3

Il y a dans la préface du roman Notre-Dame de Paris la phrase suivante :

Car c’est ainsi qu’on agit depuis tantôt deux cents ans avec les merveilleuses églises du moyen-âge.

Ce que je voudrais savoir, c'est s'il s'agit d'une expression idiomatique. Je me le demande car la combinaison des mots depuis tantôt me semble intraduisible.

12
  • Welcome to stack exchange! Good question. I can't even begin to guess what this sentence means. On agit and depuis tantôt both seem ambiguous. Apr 1, 2017 at 7:59
  • @Aerovistae Thanks. Indeed they are. Hence my question in the first place. I know that "tantôt" is a synonym of "bientôt," which of course means "soon," but when you put this word together with "depuis ... deux cents ans," which translates as "for two centuries," the combination thereof doesn't seem, at least to me, to make a lot of sense. Apr 1, 2017 at 8:09
  • Actually I can guess: The preceding sentence describes an inscription being painted over or scraped away, so this might mean And so it is that we've behaved for the past 200 years towards the marvelous churches of the Middles Ages. If I am right, depuis tantôt deux cents ans is something like since 200 years earlier. But worry not, some expert will waltz in and give a definitive answer before morning. Apr 1, 2017 at 8:10
  • And bientôt might be a synonym of tantôt in some contexts, but I am inclined to think this is not one of them. I think it means earlier here, not soon. Apr 1, 2017 at 8:13
  • 1
    Depuis bientôt deux cents ans is idiomatic. Tantôt is an outdated synonym here.
    – jlliagre
    Apr 1, 2017 at 9:51

2 Answers 2

3

depuis tantôt deux cents ans

=

depuis bientôt deux cents ans

=

depuis presque deux cents ans

That leads you to:

for nearly 200 years

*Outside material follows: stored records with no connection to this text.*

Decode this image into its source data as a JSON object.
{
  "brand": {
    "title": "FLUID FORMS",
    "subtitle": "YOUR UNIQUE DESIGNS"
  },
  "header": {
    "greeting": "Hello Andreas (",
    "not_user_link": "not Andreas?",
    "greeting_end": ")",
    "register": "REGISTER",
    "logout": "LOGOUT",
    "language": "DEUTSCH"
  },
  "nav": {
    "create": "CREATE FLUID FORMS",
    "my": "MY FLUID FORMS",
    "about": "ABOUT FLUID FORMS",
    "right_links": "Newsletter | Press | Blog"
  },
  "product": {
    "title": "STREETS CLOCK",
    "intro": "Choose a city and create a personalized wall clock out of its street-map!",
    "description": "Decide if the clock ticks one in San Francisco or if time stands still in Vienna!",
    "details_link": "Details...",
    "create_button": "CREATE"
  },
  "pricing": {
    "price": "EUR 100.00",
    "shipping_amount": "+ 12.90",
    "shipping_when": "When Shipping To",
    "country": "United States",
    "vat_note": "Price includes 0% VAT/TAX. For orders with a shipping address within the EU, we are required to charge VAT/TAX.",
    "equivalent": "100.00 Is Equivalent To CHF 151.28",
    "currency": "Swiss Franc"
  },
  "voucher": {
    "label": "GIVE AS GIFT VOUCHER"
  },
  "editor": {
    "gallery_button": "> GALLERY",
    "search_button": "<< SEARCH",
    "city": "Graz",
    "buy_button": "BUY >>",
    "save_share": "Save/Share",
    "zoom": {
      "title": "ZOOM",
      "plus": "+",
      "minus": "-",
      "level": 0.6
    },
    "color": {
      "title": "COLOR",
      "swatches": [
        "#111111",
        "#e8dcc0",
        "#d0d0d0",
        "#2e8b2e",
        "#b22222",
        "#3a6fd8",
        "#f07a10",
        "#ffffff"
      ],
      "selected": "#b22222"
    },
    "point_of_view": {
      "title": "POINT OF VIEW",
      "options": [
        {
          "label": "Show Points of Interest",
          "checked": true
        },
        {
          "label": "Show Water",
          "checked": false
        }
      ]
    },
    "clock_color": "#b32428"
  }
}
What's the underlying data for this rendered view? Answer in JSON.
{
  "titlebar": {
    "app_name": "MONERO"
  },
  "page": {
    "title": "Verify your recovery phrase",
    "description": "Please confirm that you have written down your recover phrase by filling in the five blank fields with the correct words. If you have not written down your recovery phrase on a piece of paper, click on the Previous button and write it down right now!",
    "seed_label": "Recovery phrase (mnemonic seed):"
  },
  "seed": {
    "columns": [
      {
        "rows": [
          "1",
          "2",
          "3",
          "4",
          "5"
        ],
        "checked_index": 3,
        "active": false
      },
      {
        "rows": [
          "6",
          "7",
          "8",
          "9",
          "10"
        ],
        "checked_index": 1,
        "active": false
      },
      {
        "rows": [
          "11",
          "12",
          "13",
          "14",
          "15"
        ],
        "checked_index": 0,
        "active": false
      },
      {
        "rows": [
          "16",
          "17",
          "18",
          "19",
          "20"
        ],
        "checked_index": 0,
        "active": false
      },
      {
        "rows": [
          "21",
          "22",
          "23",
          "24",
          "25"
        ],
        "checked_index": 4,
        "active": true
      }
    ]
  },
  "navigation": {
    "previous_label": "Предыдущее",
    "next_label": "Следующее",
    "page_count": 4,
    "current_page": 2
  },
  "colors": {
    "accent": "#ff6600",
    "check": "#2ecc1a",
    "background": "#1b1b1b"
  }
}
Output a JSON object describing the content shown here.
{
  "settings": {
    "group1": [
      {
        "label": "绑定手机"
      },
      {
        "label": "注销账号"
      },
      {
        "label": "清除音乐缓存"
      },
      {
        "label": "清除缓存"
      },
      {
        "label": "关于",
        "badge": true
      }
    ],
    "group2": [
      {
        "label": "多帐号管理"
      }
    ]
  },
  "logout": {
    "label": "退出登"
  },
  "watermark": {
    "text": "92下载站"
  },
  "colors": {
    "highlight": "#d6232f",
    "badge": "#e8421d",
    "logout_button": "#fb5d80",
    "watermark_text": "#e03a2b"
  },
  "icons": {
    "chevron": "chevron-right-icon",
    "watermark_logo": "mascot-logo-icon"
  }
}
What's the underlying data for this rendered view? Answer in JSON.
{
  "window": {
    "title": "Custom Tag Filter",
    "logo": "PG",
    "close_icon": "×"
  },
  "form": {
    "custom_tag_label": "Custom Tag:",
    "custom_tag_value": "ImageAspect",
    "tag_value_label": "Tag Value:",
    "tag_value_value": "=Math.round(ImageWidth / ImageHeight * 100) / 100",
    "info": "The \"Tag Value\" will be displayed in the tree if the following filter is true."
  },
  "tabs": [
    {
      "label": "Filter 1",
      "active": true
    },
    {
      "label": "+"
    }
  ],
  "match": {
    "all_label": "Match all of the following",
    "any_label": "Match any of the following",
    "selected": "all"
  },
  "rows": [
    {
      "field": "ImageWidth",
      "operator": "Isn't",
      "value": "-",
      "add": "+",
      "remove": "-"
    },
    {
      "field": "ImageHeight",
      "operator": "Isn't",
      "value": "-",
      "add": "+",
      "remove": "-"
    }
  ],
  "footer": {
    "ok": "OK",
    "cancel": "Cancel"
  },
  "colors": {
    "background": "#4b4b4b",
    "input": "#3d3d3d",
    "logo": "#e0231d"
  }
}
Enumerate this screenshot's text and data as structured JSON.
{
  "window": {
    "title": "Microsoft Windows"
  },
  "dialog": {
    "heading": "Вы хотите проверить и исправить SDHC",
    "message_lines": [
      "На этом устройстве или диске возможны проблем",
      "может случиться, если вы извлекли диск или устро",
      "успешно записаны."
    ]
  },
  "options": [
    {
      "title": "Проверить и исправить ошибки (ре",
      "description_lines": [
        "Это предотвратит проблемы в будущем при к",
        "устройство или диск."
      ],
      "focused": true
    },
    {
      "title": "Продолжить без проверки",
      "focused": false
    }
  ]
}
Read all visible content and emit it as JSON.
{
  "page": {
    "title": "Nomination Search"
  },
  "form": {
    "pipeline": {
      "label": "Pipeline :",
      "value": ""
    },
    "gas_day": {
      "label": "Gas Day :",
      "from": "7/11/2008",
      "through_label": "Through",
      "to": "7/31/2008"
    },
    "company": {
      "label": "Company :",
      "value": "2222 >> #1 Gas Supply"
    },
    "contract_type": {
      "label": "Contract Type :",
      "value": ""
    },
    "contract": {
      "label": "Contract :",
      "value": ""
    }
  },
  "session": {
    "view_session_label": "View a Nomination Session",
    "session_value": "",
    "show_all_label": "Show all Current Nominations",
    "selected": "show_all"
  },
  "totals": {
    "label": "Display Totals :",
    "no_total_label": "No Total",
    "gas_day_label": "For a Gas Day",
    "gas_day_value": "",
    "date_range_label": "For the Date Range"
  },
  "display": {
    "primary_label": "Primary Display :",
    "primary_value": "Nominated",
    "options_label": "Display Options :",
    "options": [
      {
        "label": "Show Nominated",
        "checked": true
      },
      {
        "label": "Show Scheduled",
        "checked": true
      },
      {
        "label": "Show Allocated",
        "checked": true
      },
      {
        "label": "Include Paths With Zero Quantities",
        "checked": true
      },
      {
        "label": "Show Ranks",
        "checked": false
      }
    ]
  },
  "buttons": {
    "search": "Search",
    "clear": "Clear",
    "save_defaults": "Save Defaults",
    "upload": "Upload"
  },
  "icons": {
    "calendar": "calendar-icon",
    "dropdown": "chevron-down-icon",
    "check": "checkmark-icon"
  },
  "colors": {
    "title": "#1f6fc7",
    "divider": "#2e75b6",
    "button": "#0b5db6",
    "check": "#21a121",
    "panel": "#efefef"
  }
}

9
  • Does "tantôt" also mean "presque"? Would you be so kind as to indicate the source for this? As a philologist, I really need to be mathematically exact when it comes to the meanings of words. Thank you. Apr 1, 2017 at 10:02
  • 1
    @user26328 Hi. No, it's not that "tantôt/bientôt" has the meaning of "almost". But the idea that "it will soon{tantôt} be 200 years" in English is virtually the same by interpretation as "it is almost{presque} 200 years". Incidentally, "tantôt" is outdated, compared to "bientôt". Apr 1, 2017 at 10:14
  • 1
    As previousluy stated tantôt is here a synonym of bientôt. Let's do it on a more usual expression. Il est bientôt cinq heures → It'll soon be five" , so far I expect we agree. Wouldn't you say that "it'll soon be five" means the same as"it's nearly five" ? I would definitely translate c’est ainsi qu’on agit depuis tantôt deux cents ans by "that's what we've been doing for nearly 200 years". Words are not context free and nearly is an appropriate translation in this context, it would not work in any context.
    – None
    Apr 1, 2017 at 10:15
  • @Laure Oui, c'est très clair maintenant. Merci beaucoup. J'ai tout compris depuis tantôt quelque secondes... Apr 1, 2017 at 10:34
  • @user26328 you should accept an answer and make a full-time account to join FL.stackexchange for real! Apr 1, 2017 at 20:17
3

depuis tantôt deux cents ans = depuis bientôt deux cents ans

"it will soon be 200 years" = "it is almost 200 years"

The "tantôt/bientôt" is inserted here to express the idea of "approaching 200 years", as opposed to simply saying "depuis deux cents ans" that denotes "it has already reached the mark of 200 years".

Your Answer

By clicking “Post Your Answer”, you agree to our terms of service and acknowledge you have read our privacy policy.

Not the answer you're looking for? Browse other questions tagged or ask your own question.